“Can I go to heaven right now?” Luka went on to say. “I want to go to heaven without dying. Do we eat food in heaven? I want to fly around when I get there!” The thinking process of this almost-five-year-old is rather humbling when I consider how little thought we adults typically give to these subjects. I can’t recall the last time I heard any BIG people express such immediate and sincere desire to go to heaven and bring along a gift for Jesus. Isn’t it also revealing that children were the ones who spontaneously worshiped Jesus in the temple? And when the prim-and-proper religious leaders heard it they were indignant and told Jesus to make the children stop. Jesus then responded, “…have you never read, ‘OUT OF THE MOUTH OF INFANTS AND NURSING BABIES YOU HAVE PREPARED PRAISE FOR YOURSELF’?” (Matt. 21:15-16)
No wonder the Lord sharply rebuked the disciples when they hindered the children from coming to him to ask for his blessing. He quickly told them that the kingdom of heaven belongs to such as these little ones (Matt. 19:13-14). Perhaps the disciples thought those children would be a nuisance to Jesus and “should be seen but not heard.” Maybe they felt those children were not important enough to merit the Master’s attention? Whatever the case, they couldn’t have been more misguided. Jesus set the record straight and gave a new example for all to follow. When asked who is the greatest in the kingdom of heaven, Jesus did the unthinkable for a 1st century Jew. He took a little child and put him in the midst of them as the object lesson for his answer. What Jesus said next was radical.
“Truly, I say to you, unless you turn and become like children, you will never enter the kingdom of heaven. Whoever humbles himself like this child is the greatest in the kingdom of heaven. Whoever receives one such child in my name receives me, but whoever causes one of these little ones who believe in me to sin, it would be better for him to have a great millstone fastened around his neck and to be drowned in the depth of the sea.” (Matt 18:1-6 ESV)
We shouldn’t forget that Children are demanding, selfish, impatient, moody, terribly persistent and downright sinful at times. But so are most adults, no? We’re all born as sinners and it’s in our nature. Nonetheless, Jesus selected children as the exemplary recipients of God’s kingdom. Clearly these words puzzled every listener then present. Two thousand years later they continue to challenge this 21st century father to learn from his own curious and bubbly children!

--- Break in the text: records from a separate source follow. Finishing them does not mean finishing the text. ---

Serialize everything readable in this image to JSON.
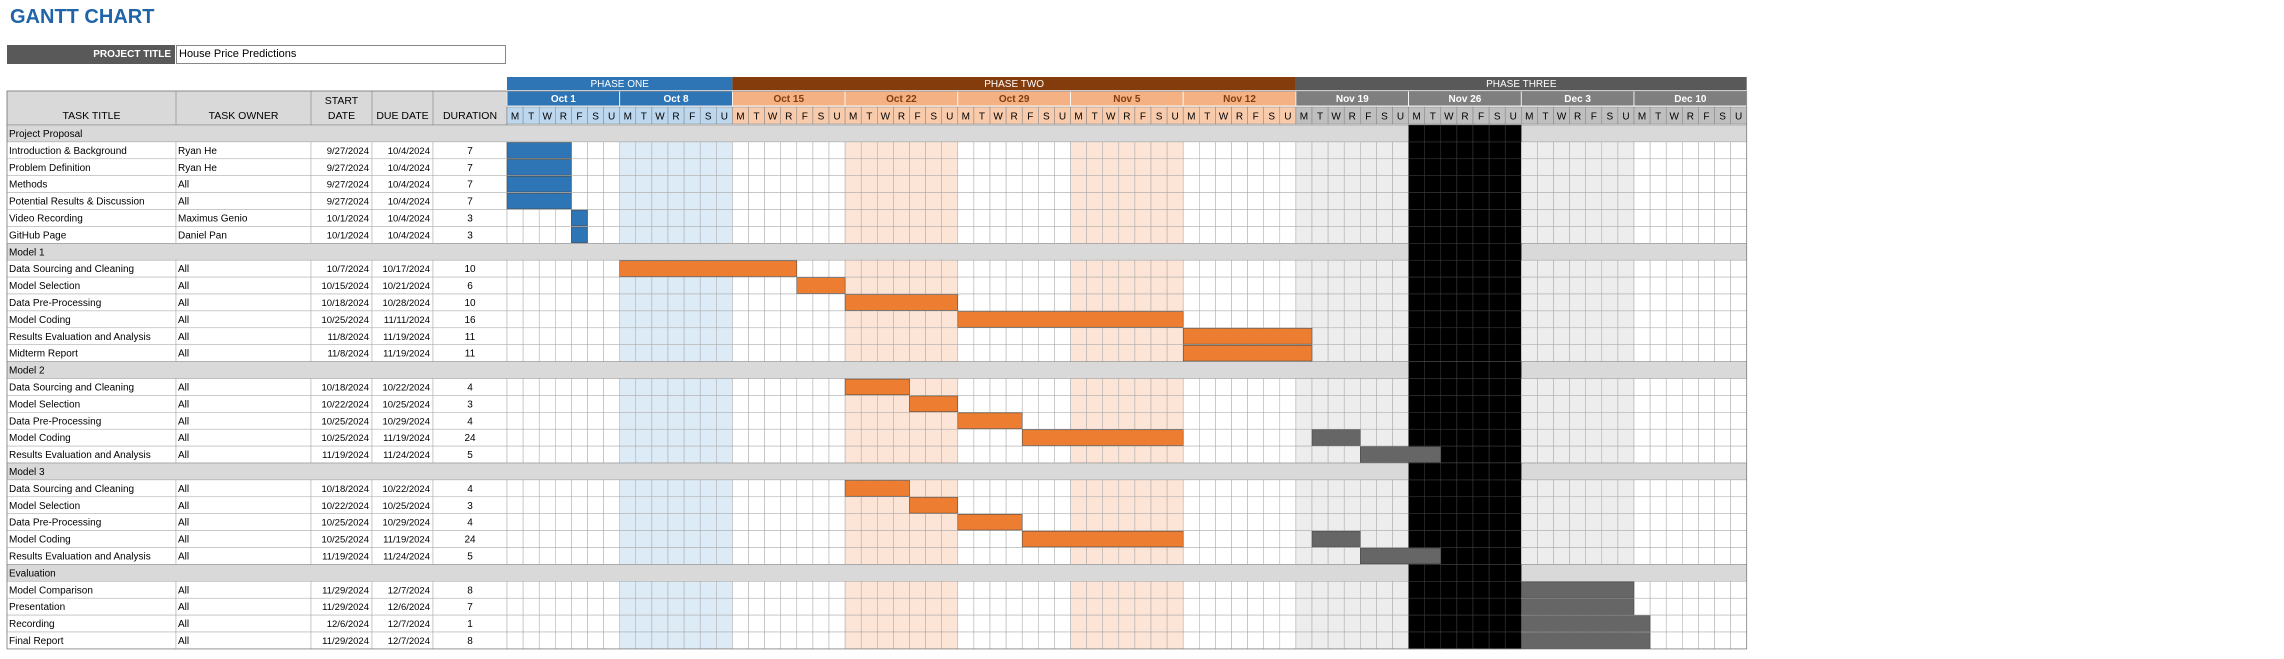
{
  "title": "GANTT CHART",
  "project": {
    "label": "PROJECT TITLE",
    "value": "House Price Predictions"
  },
  "columns": {
    "task": "TASK TITLE",
    "owner": "TASK OWNER",
    "start": "START DATE",
    "due": "DUE DATE",
    "duration": "DURATION"
  },
  "colors": {
    "blue": "#2e75b6",
    "orange": "#ed7d31",
    "gray": "#666666",
    "black": "#000000",
    "row_group": "#d9d9d9"
  },
  "phases": [
    {
      "label": "PHASE ONE",
      "weeks": 2,
      "color": "#2e75b6"
    },
    {
      "label": "PHASE TWO",
      "weeks": 5,
      "color": "#843c0c"
    },
    {
      "label": "PHASE THREE",
      "weeks": 4,
      "color": "#595959"
    }
  ],
  "weeks": [
    {
      "label": "Oct 1",
      "phase": 0
    },
    {
      "label": "Oct 8",
      "phase": 0
    },
    {
      "label": "Oct 15",
      "phase": 1
    },
    {
      "label": "Oct 22",
      "phase": 1
    },
    {
      "label": "Oct 29",
      "phase": 1
    },
    {
      "label": "Nov 5",
      "phase": 1
    },
    {
      "label": "Nov 12",
      "phase": 1
    },
    {
      "label": "Nov 19",
      "phase": 2
    },
    {
      "label": "Nov 26",
      "phase": 2
    },
    {
      "label": "Dec 3",
      "phase": 2
    },
    {
      "label": "Dec 10",
      "phase": 2
    }
  ],
  "day_letters": [
    "M",
    "T",
    "W",
    "R",
    "F",
    "S",
    "U"
  ],
  "rows": [
    {
      "group": true,
      "title": "Project Proposal"
    },
    {
      "title": "Introduction & Background",
      "owner": "Ryan He",
      "start": "9/27/2024",
      "due": "10/4/2024",
      "duration": "7",
      "bar_start": 0,
      "bar_days": 4,
      "color": "blue"
    },
    {
      "title": "Problem Definition",
      "owner": "Ryan He",
      "start": "9/27/2024",
      "due": "10/4/2024",
      "duration": "7",
      "bar_start": 0,
      "bar_days": 4,
      "color": "blue"
    },
    {
      "title": "Methods",
      "owner": "All",
      "start": "9/27/2024",
      "due": "10/4/2024",
      "duration": "7",
      "bar_start": 0,
      "bar_days": 4,
      "color": "blue"
    },
    {
      "title": "Potential Results & Discussion",
      "owner": "All",
      "start": "9/27/2024",
      "due": "10/4/2024",
      "duration": "7",
      "bar_start": 0,
      "bar_days": 4,
      "color": "blue"
    },
    {
      "title": "Video Recording",
      "owner": "Maximus Genio",
      "start": "10/1/2024",
      "due": "10/4/2024",
      "duration": "3",
      "bar_start": 4,
      "bar_days": 1,
      "color": "blue"
    },
    {
      "title": "GitHub Page",
      "owner": "Daniel Pan",
      "start": "10/1/2024",
      "due": "10/4/2024",
      "duration": "3",
      "bar_start": 4,
      "bar_days": 1,
      "color": "blue"
    },
    {
      "group": true,
      "title": "Model 1"
    },
    {
      "title": "Data Sourcing and Cleaning",
      "owner": "All",
      "start": "10/7/2024",
      "due": "10/17/2024",
      "duration": "10",
      "bar_start": 7,
      "bar_days": 11,
      "color": "orange"
    },
    {
      "title": "Model Selection",
      "owner": "All",
      "start": "10/15/2024",
      "due": "10/21/2024",
      "duration": "6",
      "bar_start": 18,
      "bar_days": 3,
      "color": "orange"
    },
    {
      "title": "Data Pre-Processing",
      "owner": "All",
      "start": "10/18/2024",
      "due": "10/28/2024",
      "duration": "10",
      "bar_start": 21,
      "bar_days": 7,
      "color": "orange"
    },
    {
      "title": "Model Coding",
      "owner": "All",
      "start": "10/25/2024",
      "due": "11/11/2024",
      "duration": "16",
      "bar_start": 28,
      "bar_days": 14,
      "color": "orange"
    },
    {
      "title": "Results Evaluation and Analysis",
      "owner": "All",
      "start": "11/8/2024",
      "due": "11/19/2024",
      "duration": "11",
      "bar_start": 42,
      "bar_days": 8,
      "color": "orange"
    },
    {
      "title": "Midterm Report",
      "owner": "All",
      "start": "11/8/2024",
      "due": "11/19/2024",
      "duration": "11",
      "bar_start": 42,
      "bar_days": 8,
      "color": "orange"
    },
    {
      "group": true,
      "title": "Model 2"
    },
    {
      "title": "Data Sourcing and Cleaning",
      "owner": "All",
      "start": "10/18/2024",
      "due": "10/22/2024",
      "duration": "4",
      "bar_start": 21,
      "bar_days": 4,
      "color": "orange"
    },
    {
      "title": "Model Selection",
      "owner": "All",
      "start": "10/22/2024",
      "due": "10/25/2024",
      "duration": "3",
      "bar_start": 25,
      "bar_days": 3,
      "color": "orange"
    },
    {
      "title": "Data Pre-Processing",
      "owner": "All",
      "start": "10/25/2024",
      "due": "10/29/2024",
      "duration": "4",
      "bar_start": 28,
      "bar_days": 4,
      "color": "orange"
    },
    {
      "title": "Model Coding",
      "owner": "All",
      "start": "10/25/2024",
      "due": "11/19/2024",
      "duration": "24",
      "bar_start": 32,
      "bar_days": 10,
      "color": "orange",
      "bar2_start": 50,
      "bar2_days": 3,
      "color2": "gray"
    },
    {
      "title": "Results Evaluation and Analysis",
      "owner": "All",
      "start": "11/19/2024",
      "due": "11/24/2024",
      "duration": "5",
      "bar_start": 53,
      "bar_days": 5,
      "color": "gray"
    },
    {
      "group": true,
      "title": "Model 3"
    },
    {
      "title": "Data Sourcing and Cleaning",
      "owner": "All",
      "start": "10/18/2024",
      "due": "10/22/2024",
      "duration": "4",
      "bar_start": 21,
      "bar_days": 4,
      "color": "orange"
    },
    {
      "title": "Model Selection",
      "owner": "All",
      "start": "10/22/2024",
      "due": "10/25/2024",
      "duration": "3",
      "bar_start": 25,
      "bar_days": 3,
      "color": "orange"
    },
    {
      "title": "Data Pre-Processing",
      "owner": "All",
      "start": "10/25/2024",
      "due": "10/29/2024",
      "duration": "4",
      "bar_start": 28,
      "bar_days": 4,
      "color": "orange"
    },
    {
      "title": "Model Coding",
      "owner": "All",
      "start": "10/25/2024",
      "due": "11/19/2024",
      "duration": "24",
      "bar_start": 32,
      "bar_days": 10,
      "color": "orange",
      "bar2_start": 50,
      "bar2_days": 3,
      "color2": "gray"
    },
    {
      "title": "Results Evaluation and Analysis",
      "owner": "All",
      "start": "11/19/2024",
      "due": "11/24/2024",
      "duration": "5",
      "bar_start": 53,
      "bar_days": 5,
      "color": "gray"
    },
    {
      "group": true,
      "title": "Evaluation"
    },
    {
      "title": "Model Comparison",
      "owner": "All",
      "start": "11/29/2024",
      "due": "12/7/2024",
      "duration": "8",
      "bar_start": 63,
      "bar_days": 7,
      "color": "gray"
    },
    {
      "title": "Presentation",
      "owner": "All",
      "start": "11/29/2024",
      "due": "12/6/2024",
      "duration": "7",
      "bar_start": 63,
      "bar_days": 7,
      "color": "gray"
    },
    {
      "title": "Recording",
      "owner": "All",
      "start": "12/6/2024",
      "due": "12/7/2024",
      "duration": "1",
      "bar_start": 63,
      "bar_days": 8,
      "color": "gray"
    },
    {
      "title": "Final Report",
      "owner": "All",
      "start": "11/29/2024",
      "due": "12/7/2024",
      "duration": "8",
      "bar_start": 63,
      "bar_days": 8,
      "color": "gray"
    }
  ]
}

Kids have a lot to offer our adult world, so be careful to not exclude them from yours. Jesus certainly didn’t. And the next time you are around a five-year-old, take note of his thought process, sensitivity, curiosity and above all, his inquisitive ability to receive the things of God with joyful certainty! You will likely come away with a good lesson to put into practice.
Mark at uThinkology